If you’ve been in the tourism industry, you’ve probably noticed that tourism marketing is changing. Old-school tourism marketing was a race to attract the most visitors to your destination by making it look exciting, new and trendy.
Today, tourism marketing is more of a balancing act than a numbers game. Its goals and campaigns are more subtle. No destination wants to drop off the map, but gone are the days when the only thing that mattered was numbers.
If you have been wondering about this undercurrent of change, here are some of the drivers behind modern tourism marketing and the new techniques that destinations are using to stay relevant but not overrun.
Overtourism and Destination Management
Perhaps tourism marketers have done their jobs a little too well in the past. Travel and tourism numbers have skyrocketed in recent years, leading to overcrowding and a diminished experience in many major destinations. Locals and visitors alike now complain about the overcrowded conditions of the world’s most popular locales. The amount of traffic some spots get is threatening to overwhelm local resources, infrastructure, and the environment.
This overtourism phenomenon has those in the industry rethinking their marketing methods. Of course, no destination wants to deter tourism completely. But the challenge now is to balance the number of visitors so the crowds benefit the places they visit without destroying them.
This response to overtourism is called responsible tourism. Responsible tourism is all about using tourism to improve the experience of living in or visiting a place. That may mean using tourism to create new jobs, preserve local heritage, or finance public works. Sometimes responsible tourism measures merely neutralize the negative effects of tourism.
While local governments may spearhead many of these projects, tourism marketers can also do their part in curtailing overtourism before things get out of hand. For example, visitors to Peru’s most famous attraction, Machu Picchu, rocketed 12% in 2018 with more than 1.5 million visitors. That’s an average of 4,300 tourists every day. Destination management and government officials took bold action, introducing a new strict ticketing system. Tickets are now time-limited with slots lasting four hours and no re-entry allowed.
“The new ticketing system at Machu Picchu has not reduced the number of visitors each day, but has been very effective in managing the flow of visitor numbers entering the citadel,” says Sarah Miginiac, General Manager for Peru at G Adventures.
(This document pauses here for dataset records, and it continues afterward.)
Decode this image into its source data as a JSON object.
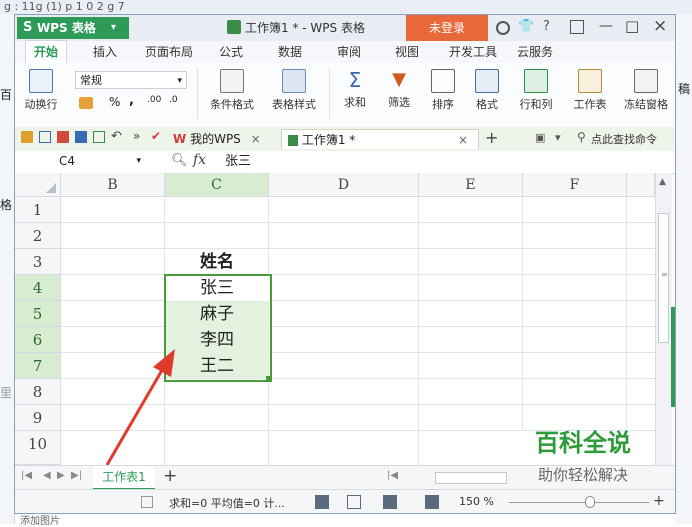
{
  "background": {
    "left_fragment_1": "百",
    "left_fragment_2": "格",
    "left_fragment_3": "里",
    "left_fragment_4": "添加图片",
    "right_fragment": "稿",
    "top_fragment": "g : 11g (1)  p  1  0  2  g  7"
  },
  "titlebar": {
    "app_label": "WPS 表格",
    "doc_title": "工作簿1 * - WPS 表格",
    "login_label": "未登录",
    "help_label": "?",
    "minimize_icon": "—",
    "maximize_icon": "□",
    "close_icon": "×"
  },
  "menubar": {
    "items": [
      "开始",
      "插入",
      "页面布局",
      "公式",
      "数据",
      "审阅",
      "视图",
      "开发工具",
      "云服务"
    ]
  },
  "ribbon": {
    "wrap_label": "动换行",
    "number_format": "常规",
    "percent": "%",
    "comma": ",",
    "dec_inc": ".00",
    "dec_dec": ".0",
    "cond_format": "条件格式",
    "table_style": "表格样式",
    "sum": "求和",
    "filter": "筛选",
    "sort": "排序",
    "format": "格式",
    "row_col": "行和列",
    "worksheet": "工作表",
    "freeze": "冻结窗格"
  },
  "qa": {
    "tab_mywps": "我的WPS",
    "tab_workbook": "工作簿1 *",
    "add_tab": "+",
    "search_cmd": "点此查找命令"
  },
  "formula_bar": {
    "cell_ref": "C4",
    "fx": "fx",
    "content": "张三"
  },
  "columns": [
    "B",
    "C",
    "D",
    "E",
    "F"
  ],
  "rows": [
    "1",
    "2",
    "3",
    "4",
    "5",
    "6",
    "7",
    "8",
    "9",
    "10"
  ],
  "cells": {
    "header": "姓名",
    "names": [
      "张三",
      "麻子",
      "李四",
      "王二"
    ]
  },
  "sheet_tabs": {
    "active": "工作表1",
    "add": "+"
  },
  "status": {
    "text": "求和=0  平均值=0  计...",
    "zoom": "150 %"
  },
  "watermark": {
    "title": "百科全说",
    "subtitle": "助你轻松解决"
  },
  "colors": {
    "accent_green": "#2e9a58",
    "login_orange": "#e8683a",
    "selection_border": "#4a9a3a",
    "selection_fill": "#e3f2de",
    "arrow_red": "#e03a2f"
  }
}
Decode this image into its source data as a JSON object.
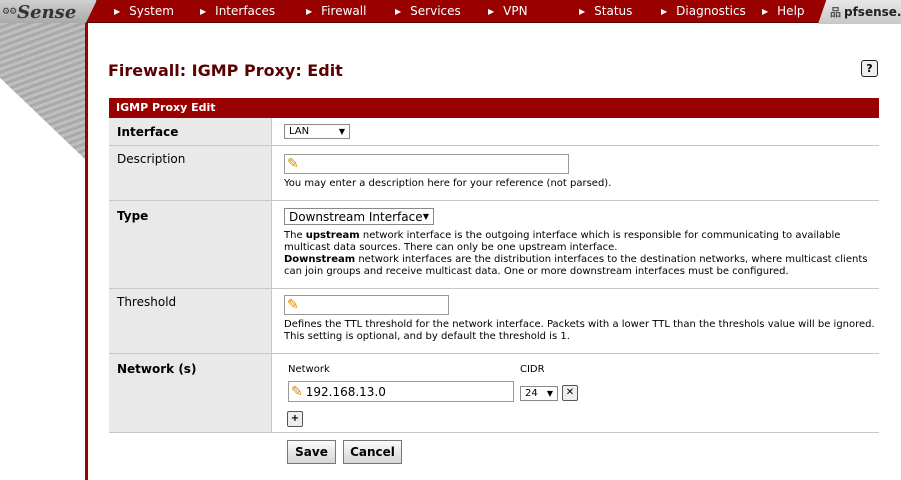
{
  "header": {
    "logo_text": "Sense",
    "menu": [
      "System",
      "Interfaces",
      "Firewall",
      "Services",
      "VPN",
      "Status",
      "Diagnostics",
      "Help"
    ],
    "hostname": "pfsense."
  },
  "page": {
    "title": "Firewall: IGMP Proxy: Edit",
    "help_icon": "?"
  },
  "form": {
    "section_title": "IGMP Proxy Edit",
    "interface": {
      "label": "Interface",
      "value": "LAN"
    },
    "description": {
      "label": "Description",
      "value": "",
      "help": "You may enter a description here for your reference (not parsed)."
    },
    "type": {
      "label": "Type",
      "value": "Downstream Interface",
      "help_upstream_term": "upstream",
      "help_upstream_text": " network interface is the outgoing interface which is responsible for communicating to available multicast data sources. There can only be one upstream interface.",
      "help_downstream_term": "Downstream",
      "help_downstream_text": " network interfaces are the distribution interfaces to the destination networks, where multicast clients can join groups and receive multicast data. One or more downstream interfaces must be configured.",
      "help_prefix": "The "
    },
    "threshold": {
      "label": "Threshold",
      "value": "",
      "help": "Defines the TTL threshold for the network interface. Packets with a lower TTL than the threshols value will be ignored. This setting is optional, and by default the threshold is 1."
    },
    "networks": {
      "label": "Network (s)",
      "col_network": "Network",
      "col_cidr": "CIDR",
      "rows": [
        {
          "network": "192.168.13.0",
          "cidr": "24"
        }
      ]
    },
    "save_label": "Save",
    "cancel_label": "Cancel"
  }
}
Similar to responsible tourism, sustainable tourism tries to make a positive impact on a destination with the added connotation of that impact being long-term for future tourism. Sustainable tourism is practiced by respecting local culture, supporting local economies, and conserving resources, and the natural ecosystems.
First, make it easy for tourists to conserve resources by seeking out businesses that are environmentally conscious. Tourism marketers can help make their destinations more sustainable by working with local governments and organizations to implement policies that lessen tourism’s impact on the environment.
Promoting sustainability and eco-friendly practices can also earn many destinations more visibility. For example, Palau, Micronesia earned the ITB Earth Award in 2019 for their creation of the “Palau Pledge”, which asks visitors to swear to protect the natural and cultural heritage, as well as new regulations that will ban the sale and use of reef-toxic sunscreens beginning in 2020.
Destination marketers can also help tourists participate in sustainable tourism by highlighting locally-owned businesses and activities that leave a smaller footprint or honor local traditions. Guiding tourists to independently-owned enterprises supports the local economy and allows locals to control the use of their resources and protect their community.
Highlighting the Off-Season
Another way to balance a destination’s numbers is to redistribute visitors throughout the year. Responsible tourism marketers are increasingly luring tourists to visit destinations during their off-season.
Many target groups who are available to travel during non-peak seasons, like childless couples or retirees, or highlight the benefits of visiting at quieter times. Some advertise activities and attractions that are only available during non-peak times with carefully crafted campaigns that paint the off-season as an elite experience that not just anyone gets to partake in.
Like in many industries today, tourism experts are starting to recognize how increasing demand is putting valuable resources in jeopardy.
The difference with tourism is that those resources are entire communities. In response, the concept of tourism marketing is changing. It’s no longer about getting the highest number of people to visit a destination, but rather, managing the number of people who visit and lessening its impact on the local communities and infrastructure.
If you need help adapting your tourism marketing to the new realities of the industry, CWW Tourism Marketing can help. Our experienced international team understands the changing nuances of tourism marketing and can help you alter your strategies to responsibly promote your destination.